> EXTRACTED MATERIAL:
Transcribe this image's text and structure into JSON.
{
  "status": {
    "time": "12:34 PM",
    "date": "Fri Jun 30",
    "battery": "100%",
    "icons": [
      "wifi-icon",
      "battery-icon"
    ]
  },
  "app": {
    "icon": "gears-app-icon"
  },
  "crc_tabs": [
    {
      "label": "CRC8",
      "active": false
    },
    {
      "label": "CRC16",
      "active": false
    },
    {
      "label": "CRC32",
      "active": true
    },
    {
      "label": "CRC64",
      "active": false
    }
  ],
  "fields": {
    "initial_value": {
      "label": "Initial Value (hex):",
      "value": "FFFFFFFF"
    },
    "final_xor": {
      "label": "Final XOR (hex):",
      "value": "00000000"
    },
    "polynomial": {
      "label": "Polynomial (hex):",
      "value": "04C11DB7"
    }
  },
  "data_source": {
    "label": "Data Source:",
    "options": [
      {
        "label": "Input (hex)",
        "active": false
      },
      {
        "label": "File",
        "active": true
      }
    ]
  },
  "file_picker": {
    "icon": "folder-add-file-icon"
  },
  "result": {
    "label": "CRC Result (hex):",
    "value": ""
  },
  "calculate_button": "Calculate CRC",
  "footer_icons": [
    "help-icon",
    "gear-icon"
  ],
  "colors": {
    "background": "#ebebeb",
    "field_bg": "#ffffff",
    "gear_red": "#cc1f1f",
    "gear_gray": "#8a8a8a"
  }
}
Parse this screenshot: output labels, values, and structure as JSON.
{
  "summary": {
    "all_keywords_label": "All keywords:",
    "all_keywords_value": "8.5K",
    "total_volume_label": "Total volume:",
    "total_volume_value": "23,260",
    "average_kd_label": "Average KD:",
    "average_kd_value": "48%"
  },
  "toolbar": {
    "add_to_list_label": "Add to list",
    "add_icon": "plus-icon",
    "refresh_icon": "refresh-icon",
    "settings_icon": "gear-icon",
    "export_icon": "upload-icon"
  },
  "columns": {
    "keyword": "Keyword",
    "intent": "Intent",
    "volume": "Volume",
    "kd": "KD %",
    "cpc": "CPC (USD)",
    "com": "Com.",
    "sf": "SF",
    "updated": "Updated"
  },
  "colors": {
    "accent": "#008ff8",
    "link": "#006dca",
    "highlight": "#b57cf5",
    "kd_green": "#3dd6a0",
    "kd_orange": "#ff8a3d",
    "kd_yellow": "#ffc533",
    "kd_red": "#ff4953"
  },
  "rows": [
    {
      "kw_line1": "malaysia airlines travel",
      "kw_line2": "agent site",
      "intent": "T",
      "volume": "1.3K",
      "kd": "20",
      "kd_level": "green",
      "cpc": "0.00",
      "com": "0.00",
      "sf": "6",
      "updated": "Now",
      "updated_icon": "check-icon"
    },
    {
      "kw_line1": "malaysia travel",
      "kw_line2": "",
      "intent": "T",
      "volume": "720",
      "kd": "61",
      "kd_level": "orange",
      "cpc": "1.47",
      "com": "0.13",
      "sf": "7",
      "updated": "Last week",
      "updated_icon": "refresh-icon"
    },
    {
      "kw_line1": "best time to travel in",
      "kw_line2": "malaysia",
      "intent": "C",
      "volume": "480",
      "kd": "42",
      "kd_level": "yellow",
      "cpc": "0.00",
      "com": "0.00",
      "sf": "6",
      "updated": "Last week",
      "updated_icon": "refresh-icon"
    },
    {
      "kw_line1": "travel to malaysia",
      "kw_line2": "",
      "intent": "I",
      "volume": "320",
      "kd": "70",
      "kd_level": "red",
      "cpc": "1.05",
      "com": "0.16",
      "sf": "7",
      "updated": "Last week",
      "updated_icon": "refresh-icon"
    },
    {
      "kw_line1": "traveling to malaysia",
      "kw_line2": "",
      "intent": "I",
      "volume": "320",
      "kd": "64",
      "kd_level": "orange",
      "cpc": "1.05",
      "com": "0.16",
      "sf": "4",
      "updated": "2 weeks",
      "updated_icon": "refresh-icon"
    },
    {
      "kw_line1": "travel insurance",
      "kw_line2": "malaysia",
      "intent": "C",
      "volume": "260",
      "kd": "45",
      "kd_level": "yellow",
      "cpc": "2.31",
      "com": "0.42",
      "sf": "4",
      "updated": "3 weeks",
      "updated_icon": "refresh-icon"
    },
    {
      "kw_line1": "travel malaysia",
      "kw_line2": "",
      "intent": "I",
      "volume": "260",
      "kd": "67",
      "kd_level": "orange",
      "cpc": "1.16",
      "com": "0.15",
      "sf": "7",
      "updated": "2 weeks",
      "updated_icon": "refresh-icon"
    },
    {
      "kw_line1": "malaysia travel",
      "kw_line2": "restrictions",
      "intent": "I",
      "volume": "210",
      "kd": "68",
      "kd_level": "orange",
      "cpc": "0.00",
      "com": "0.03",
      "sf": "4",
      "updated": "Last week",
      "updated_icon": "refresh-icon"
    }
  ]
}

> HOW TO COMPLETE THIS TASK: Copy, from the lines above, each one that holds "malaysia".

> EXERCISE SOLUTION:
      "kw_line1": "malaysia airlines travel",
      "kw_line1": "malaysia travel",
      "kw_line2": "malaysia",
      "kw_line1": "travel to malaysia",
      "kw_line1": "traveling to malaysia",
      "kw_line2": "malaysia",
      "kw_line1": "travel malaysia",
      "kw_line1": "malaysia travel",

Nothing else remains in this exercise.